■ LISTED RECORDS:
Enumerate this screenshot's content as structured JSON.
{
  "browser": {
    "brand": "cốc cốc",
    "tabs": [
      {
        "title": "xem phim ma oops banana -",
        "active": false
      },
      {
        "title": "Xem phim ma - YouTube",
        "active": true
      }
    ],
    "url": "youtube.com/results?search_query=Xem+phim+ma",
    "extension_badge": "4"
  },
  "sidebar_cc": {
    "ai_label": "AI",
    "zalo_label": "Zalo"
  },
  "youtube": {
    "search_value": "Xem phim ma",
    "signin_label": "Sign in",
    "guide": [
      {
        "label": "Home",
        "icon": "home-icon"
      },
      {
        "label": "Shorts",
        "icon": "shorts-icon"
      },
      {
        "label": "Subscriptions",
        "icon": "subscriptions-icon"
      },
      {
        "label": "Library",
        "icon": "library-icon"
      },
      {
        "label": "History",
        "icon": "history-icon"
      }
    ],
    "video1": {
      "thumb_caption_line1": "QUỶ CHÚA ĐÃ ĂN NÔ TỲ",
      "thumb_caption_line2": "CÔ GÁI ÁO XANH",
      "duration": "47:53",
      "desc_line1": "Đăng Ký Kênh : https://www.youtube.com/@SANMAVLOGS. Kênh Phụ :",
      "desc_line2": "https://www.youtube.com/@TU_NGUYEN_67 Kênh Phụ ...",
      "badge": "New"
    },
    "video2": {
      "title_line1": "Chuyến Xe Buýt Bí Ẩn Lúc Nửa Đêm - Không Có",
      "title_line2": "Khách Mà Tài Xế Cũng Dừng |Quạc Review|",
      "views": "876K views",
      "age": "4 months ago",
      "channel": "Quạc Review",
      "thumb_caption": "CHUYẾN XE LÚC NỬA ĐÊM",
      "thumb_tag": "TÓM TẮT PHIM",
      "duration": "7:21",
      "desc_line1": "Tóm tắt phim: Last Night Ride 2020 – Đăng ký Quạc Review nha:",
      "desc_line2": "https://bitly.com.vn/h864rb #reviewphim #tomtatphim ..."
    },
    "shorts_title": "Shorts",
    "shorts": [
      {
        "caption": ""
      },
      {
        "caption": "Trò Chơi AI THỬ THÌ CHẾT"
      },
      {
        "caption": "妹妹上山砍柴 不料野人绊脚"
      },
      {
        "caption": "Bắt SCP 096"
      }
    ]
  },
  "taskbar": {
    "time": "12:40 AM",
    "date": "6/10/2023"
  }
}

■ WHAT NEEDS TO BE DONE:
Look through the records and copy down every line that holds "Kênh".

■ RESULT:
      "desc_line1": "Đăng Ký Kênh : https://www.youtube.com/@SANMAVLOGS. Kênh Phụ :",
      "desc_line2": "https://www.youtube.com/@TU_NGUYEN_67 Kênh Phụ ...",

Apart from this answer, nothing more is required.